20-25:00 Helen met her husband, Tony Dyba, when she was working in downtown Glasgow and she saw him driving in his convertible. Within a year of meeting, the two were married. Tony was from Miles City, Montana, and took his skills in sales and love of cars and became a car salesman in town, eventually being transferred to Glasgow. They were married in Miles City because all of Tony’s family was living in town at the time. The couple, then, moved back to Glasgow and stayed until 1985. They began having their children, Paula, Tony Jr., and Bridget, once they got back to Glasgow. They, also, have two grandchildren, Evan and Gregory.
Growing up, Helen’s family had close contact with another Basque family in Glasgow, even though their farm was so isolated. Mary Jane was very close with the Tihistas, a Basque family in town.
Pete Mocho was a bachelor that lived in Glasgow when Helen was growing up. He would come by their house and entertain the family and give them chocolates. He taught Helen’s sister how to drive, as well. Providing the family could make the trip from the farm, they would attend mass every Sunday. A parochial school was opened in Glasgow but Helen stayed in public school.
25-30:00 When Helen was growing up, the whole family would attend confession on Saturday afternoons. Afterward, the priest would always offer chocolate statues to her and her siblings. Along with her two daughters and sister, Helen was able to go back to the Basque Country to see where both of her parents came from. She was not able to meet any of her relatives from the Basque Country on her trip.
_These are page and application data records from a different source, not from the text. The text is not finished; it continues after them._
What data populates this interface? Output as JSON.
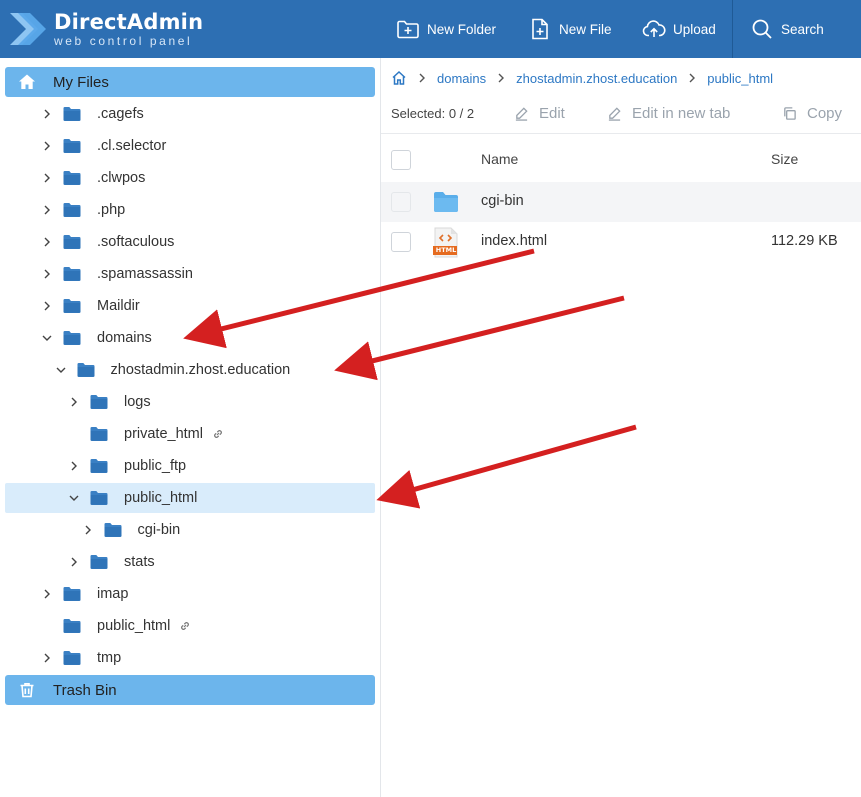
{
  "app": {
    "title": "DirectAdmin",
    "subtitle": "web control panel"
  },
  "header": {
    "new_folder": "New Folder",
    "new_file": "New File",
    "upload": "Upload",
    "search": "Search"
  },
  "sidebar": {
    "my_files": "My Files",
    "trash": "Trash Bin",
    "items": [
      {
        "label": ".cagefs"
      },
      {
        "label": ".cl.selector"
      },
      {
        "label": ".clwpos"
      },
      {
        "label": ".php"
      },
      {
        "label": ".softaculous"
      },
      {
        "label": ".spamassassin"
      },
      {
        "label": "Maildir"
      },
      {
        "label": "domains"
      },
      {
        "label": "zhostadmin.zhost.education"
      },
      {
        "label": "logs"
      },
      {
        "label": "private_html"
      },
      {
        "label": "public_ftp"
      },
      {
        "label": "public_html"
      },
      {
        "label": "cgi-bin"
      },
      {
        "label": "stats"
      },
      {
        "label": "imap"
      },
      {
        "label": "public_html"
      },
      {
        "label": "tmp"
      }
    ]
  },
  "breadcrumb": [
    "domains",
    "zhostadmin.zhost.education",
    "public_html"
  ],
  "toolbar": {
    "selected": "Selected: 0 / 2",
    "edit": "Edit",
    "edit_new_tab": "Edit in new tab",
    "copy": "Copy"
  },
  "table": {
    "col_name": "Name",
    "col_size": "Size",
    "rows": [
      {
        "name": "cgi-bin",
        "size": "",
        "icon": "folder-icon"
      },
      {
        "name": "index.html",
        "size": "112.29 KB",
        "icon": "html-file-icon",
        "badge": "HTML"
      }
    ]
  },
  "colors": {
    "header_bg": "#2d6fb3",
    "sidebar_active": "#6cb5ec",
    "tree_selected": "#d9ecfb",
    "folder": "#3a80c4",
    "annotation_arrow": "#d42020"
  }
}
Mary Jane did not have an inclination to return to the Basque Country but really wanted to travel around the United States.
Mary Jane was very glad that she decided to come to this country and never looked back once she left for the United States.
30-35:00 Hard work, honesty, and gratefulness for what a person has are values that Helen received from her mother and feels she taught her own children. Also to be grateful for the country we live in – the United States. Mary Jane did not want people to feel sorry for her or in general, always tried to stay upbeat. She did not want pity from anyone over the fact that her husband had died. The family was well-liked in the area and made a good amount of friends despite being isolated on the farm.
Mary Jane was one of the biggest sources of help for Helen as a mother, especially when her daughter, Paula, was a newborn and was not sleeping. She would swaddle Paula and rock her back and forth slightly and she would instantly fall asleep. Helen says she never quite got the hang of rocking her children to sleep but her mother was a natural. Helen was very close to her mother and understood what her life had looked like, making sure that she knew how appreciated she was. When she passed away, Mary Jane left money for Helen, which she used for a year of college for each of her children.
NAMES. PLACES, AND THEMES
Caricaburu, Peter: Helen’s father
Caricaburu, Jeanne “Mary Jane” Ader: Helen’s mother
Caricaburu, John: Helen’s brother
Dyba, Bridget: Helen’s daughter
Dyba, Evan: Helen’s grandson
Dyba, Gregory: Helen’s grandson
Dyba, Helen Caricaburu:
Dyba, Paula: Helen’s daughter
Dyba, Tony: Helen’s husband
Dyba, Tony, Jr.: Helen’s son
Mocho, Pete: hometown personality of Helen’s childhood
Porter, Howard: farm worker on the Caricaburu farm
Miles City, Montana
Life on the Farm